Arbitrators Dismiss Another Merrill Stock-Loss Case from Former Manager
(Updated with response from lawyers bringing the claims.)
A Finra arbitration panel has denied a former Merrill Lynch advisor’s claim for money lost in his deferred compensation Merrill stock holdings as a result of alleged fraud that led to the firm’s financial crisis-era sale to Bank of America.
Three arbitrators in Louisville, Ken., dismissed the claim submitted by Thomas Hirsch, now a complex manager with Raymond James Financial, on the grounds that the January 2019 claim missed Finra’s filing eligibility requirement, according to a decision Finra accepted on March 25. Finra requires claims to be made within six years of “events and occurrences” relevant to claimed losses.

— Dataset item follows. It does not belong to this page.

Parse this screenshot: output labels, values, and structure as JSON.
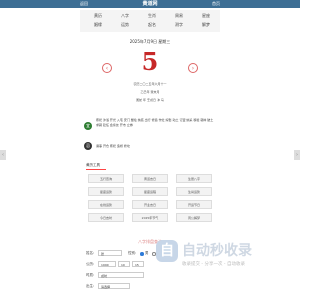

The dismissal was at least the fourth granted this year to Merrill on filing period grounds.
Former Merrill retail brokerage head Lyle LaMothe lost his claim for hundreds of thousands of dollars earlier this month, former divisional manager Brian Sepe had his case dismissed in January and a Texas arbitration panel three weeks ago ended a claim from Charles R. Carson, a 20-year Merrill veteran now with RBC Wealth Management.
Lawyers Michael Taaffe of Shumaker, Loop & Kendrick in Florida and Carlsbad, Calif.-based lawyer Paul W. Thomas said in an e-mail that two arbitration panels last week denied Merrill motions to dismiss.
They have filed more than 75 arbitration claims on behalf of former Merrill managers and executives, many of whom they represented in a $13.6 million compensation settlement in 2016 involving managers who were terminated after the BofA takeover. Merrill has succeeded in having 17 cases fully or partly dismissed, the lawyers said, while 30 of its dismissal attempts have been denied and another three deferred pending additional hearing, the lawyers said.
Merrill spokesman Bill Halldin declined to comment on any of the cases, including last week’s Hirsch decision. Hirsch also declined to comment.
The lawyers represent the former Merrill managers on a contingency basis, meaning they are paid only if damages are awarded, some of the claimants have said.
In response to Merrill’s arguments that the claimants missed filing deadlines, the lawyers have argued that the Finra eligibility period did not begin until August 21, 2014. That is the day Bank of America reached a nearly $17 billion settlement with state and federal prosecutors who said Merrill misled investors about the quality of loans packaged into collateralized debt obligations and residential mortgage-backed securities that collapsed in the months leading up to the 2008-2009 financial crisis.
Taaffe and Thomas have previously said that they planned to appeal the arbitration dismissals, either by asking courts to take the rare step of vacating the decisions or by filing claims directly in court. They are preparing a federal court complaint for about $100 million on behalf of the estate of former Merrill western region director James Billington, Thomas said. An arbitration panel had dismissed the case on eligibility grounds without prejudice, meaning it can be re-litigated before a judge, the lawyers said.